Tuesday, December 19, 2006
Georgia Museum of Art inches toward fundraising goal for $20M expansion
Collection stored away for rainy day
Museum visitors take in Art Rosenbaum's India Triptych, 1998, oil on linen, at the Georgia Museum of Art during a guided tour through the museum last week.
David Walter Banks/Staff
The edgy temperaments of the inner-city teenagers in painter Paul Cadmus' "The Playground" are lost on most Georgia Museum of Art patrons.
The extra special piece, which usually hangs hidden from the public in a floor-to-ceiling storage rack, along with many other famous works of art, is one that should never be stowed, said GMOA Director William Eiland.
"Under normal circumstances, any museum would want to have that out always," he said.
Museum patrons rarely will find Georgia O'Keefe's "Red Barn, Lake George, New York," Gregory Gillespie's "Wheel of Life" or works by Joan Mitchell, Frederick [sic] Church and Charles Burchfield in the small corner of the museum set aside for displaying GMOA's permanent collection.
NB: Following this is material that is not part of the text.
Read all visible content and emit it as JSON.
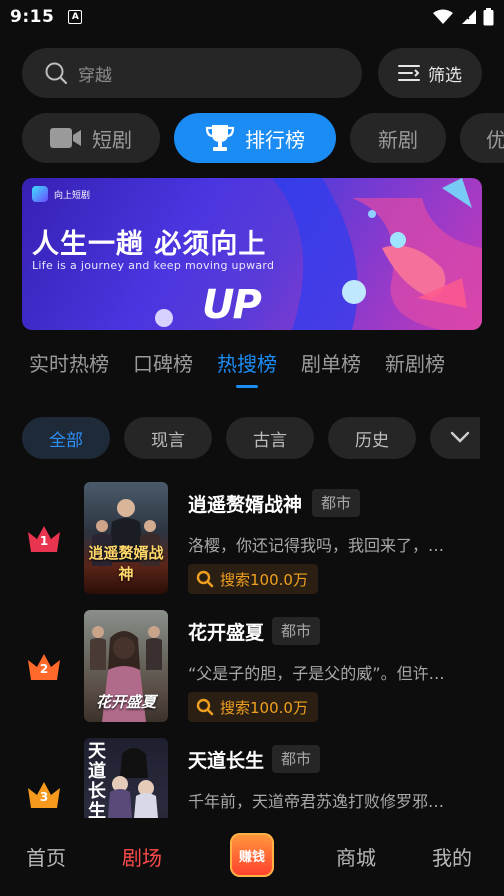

The permanent collection includes about 11,000 works - 2,000 of which were acquired in the past 10 years - yet the museum doesn't have the space to display even 3 percent of it.
Many more of the museum's paintings, 97 percent of which are kept in crowded storage rooms, could be on view, said GMOA Head Registrar Tricia Miller.
The museum doesn't keep anything on view year-round - "with paintings, it's because we're not able to," Miller said.
The packing room and the student assistants' room are two of a handful of rooms being used for the storage of three-dimensional art, drawing sighs of exasperation from staff who never have been able to put it on display.
Museum staff said they ought to take down the "student assistants" room sign, at least for a few years, until they have 10 new galleries designed especially for Asian, American, African, European, graphic and decorative art as part of a $20 million museum expansion.
The current building on Carlton Street opened in 1996, but the museum has been around since 1948 in what now is the Administration Building housing the president's office.
The expansion will include 10 additional galleries to showcase more of the permanent collection, increase storage and classroom space, expand the library and add a print study room and an outdoor sculpture garden.
The additional galleries will allow museum curators to dedicate the current galleries to traveling and temporary exhibits.
About 7,000 drawings, watercolors and other works on paper - which make up the majority of the collection - are in storage most of the time because they are too fragile to sit under lights.
But many museum patrons do see the works - just not at the museum.
The museum lends out the works more often than it displays them here as part of 12 sets of paperworks of up to 60 pieces, put together especially for traveling exhibits, said associate registrar Christy Sinksen.
"We can say that other people see our works more than we do," Sinksen said.
Although they are not on display very often, students and faculty can come in for private study, she said.
But they can't do it in the soft-lit, teak-paneled room intended as a print study - it, too, is being used for storage.
With some free time to spare, Cristina and Brian Jarrel of Lawrenceville found a sitter and drove to Athens on Thursday to see what the museum had on display this season.
The couple said they were most keen on seeing sculpture, impressionism and other traditional works that they hope the museum will show more of with the expansion.
"I'd like to see more photography on the walls," said Brian Jarrel, a some-time visitor to the museum. "(Also) I would like to be able to take pictures in the galleries. ... I like to be able to go back home and relive it."
Art museums, on average, display about 5 percent of their collections at any given time, said Jason Hall, director of government and media relations for the American Association of Museums.
But many factors can make it as low as less than 2 percent and as high as 10 percent. If a small museum has a small collection, it may put more works on display, but a large museum that has been collecting for a long time may have less in public view, Hall said.
Museums primarily expand for more exhibition space as their collections grow, but they also expand to support education, conservation and other missions that museums have come to focus on more than in the past, he said.
To date, Georgia Museum of Art staff and friends have raised about $13.1 million toward the museum's $20 million expansion.
The museum will receive a $5 million challenge grant from the Atlanta-based Robert Woodruff Foundation once the campaign reaches the $15 million mark, but the final fundraising stretch always is the most difficult, Eiland said.
"I'm surprised that this size community is so supportive of this kind of museum," he said. "(But) the last million dollars is always the hardest."
Workers have begun construction of a new $39 million Lamar Dodd School of Art just to the west of the museum as part of the university's master plan to expand the visual and performing arts area of East Campus.
Wednesday, December 06, 2006
Collection of the artist.
The Georgia Museum of Art has an excerpt from this past Sunday's "Afternoon of Art and Music" featuring Art Rosenbaum. In the podcast, Rosenbaum plays the banjo and sings, discusses how music can serve as an inspiration for abstract art, and -- in typical Rosenbaum fashion -- offers paraphrased quotations from W.B. Yeats and Philip Guston.Weaving His Art on Golden Looms: Paintings and Drawings by Art Rosenbaum remains open at GMOA through the holiday season.